Aulis Sallinen (b. 1935) is one of the most famous Finnish contemporary composers. In his early instrumental works, Sallinen was still seeking to establish a style of his own. He had studied at the Sibelius Academy in the late 1950s, first with Aarre Merikanto - a composer representing a national brand of Neoclassicism - and then with Joonas Kokkonen, at that time just transitioning from Neoclassicism to dodecaphony. Twelve-tone music had won fairly widespread acceptance in contemporary Finn-ish music, and Sallinen was influenced, too. The Variations are Sallinen's first real work for the cello - an instrument that would later be one of his favourites, its warm, deep voice corres-ponding to his music's often dark undercurrent.
The Variations for Cello and Orchestra, Op. 5 were composed in 1961-1962 and premiered in October 1962. The basic motif consists of a set of three descending intervals stated by the cello at the beginning: D-D flat-F, C-B-G and B flat-A-F sharp. Their use as basic material is a ref-lection of the composer's dodecaphony-oriented period, and variation of this material provides the framework for the piece.

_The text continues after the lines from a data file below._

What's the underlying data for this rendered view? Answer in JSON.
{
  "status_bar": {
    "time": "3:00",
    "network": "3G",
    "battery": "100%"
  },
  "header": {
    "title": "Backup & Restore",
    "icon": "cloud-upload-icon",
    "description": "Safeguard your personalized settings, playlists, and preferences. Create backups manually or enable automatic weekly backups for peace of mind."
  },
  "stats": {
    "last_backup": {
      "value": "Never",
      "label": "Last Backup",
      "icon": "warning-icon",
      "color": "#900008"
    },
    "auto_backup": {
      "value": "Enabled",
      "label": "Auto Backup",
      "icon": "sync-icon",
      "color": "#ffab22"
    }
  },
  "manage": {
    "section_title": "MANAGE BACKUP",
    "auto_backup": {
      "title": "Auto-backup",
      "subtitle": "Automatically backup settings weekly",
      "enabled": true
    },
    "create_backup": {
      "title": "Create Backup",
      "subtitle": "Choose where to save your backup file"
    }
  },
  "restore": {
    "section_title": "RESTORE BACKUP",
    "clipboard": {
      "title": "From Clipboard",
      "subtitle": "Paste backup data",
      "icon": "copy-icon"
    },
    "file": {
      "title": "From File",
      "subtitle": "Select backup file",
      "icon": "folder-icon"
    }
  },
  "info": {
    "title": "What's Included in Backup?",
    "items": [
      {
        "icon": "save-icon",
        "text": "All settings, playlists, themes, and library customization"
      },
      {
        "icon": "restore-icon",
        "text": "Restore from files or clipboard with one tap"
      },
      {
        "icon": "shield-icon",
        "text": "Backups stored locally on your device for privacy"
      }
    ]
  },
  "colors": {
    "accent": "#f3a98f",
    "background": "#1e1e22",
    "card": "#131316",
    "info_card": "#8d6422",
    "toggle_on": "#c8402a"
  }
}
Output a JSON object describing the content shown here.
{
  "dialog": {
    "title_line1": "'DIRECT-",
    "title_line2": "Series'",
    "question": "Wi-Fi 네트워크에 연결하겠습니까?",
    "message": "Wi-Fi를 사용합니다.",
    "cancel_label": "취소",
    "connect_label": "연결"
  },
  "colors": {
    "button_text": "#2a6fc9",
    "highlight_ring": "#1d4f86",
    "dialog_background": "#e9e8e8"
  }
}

Variations for Cello and Orchestra are now published for the first time. Available are a reduction for cello and piano, study score and complete performance material with orchestra.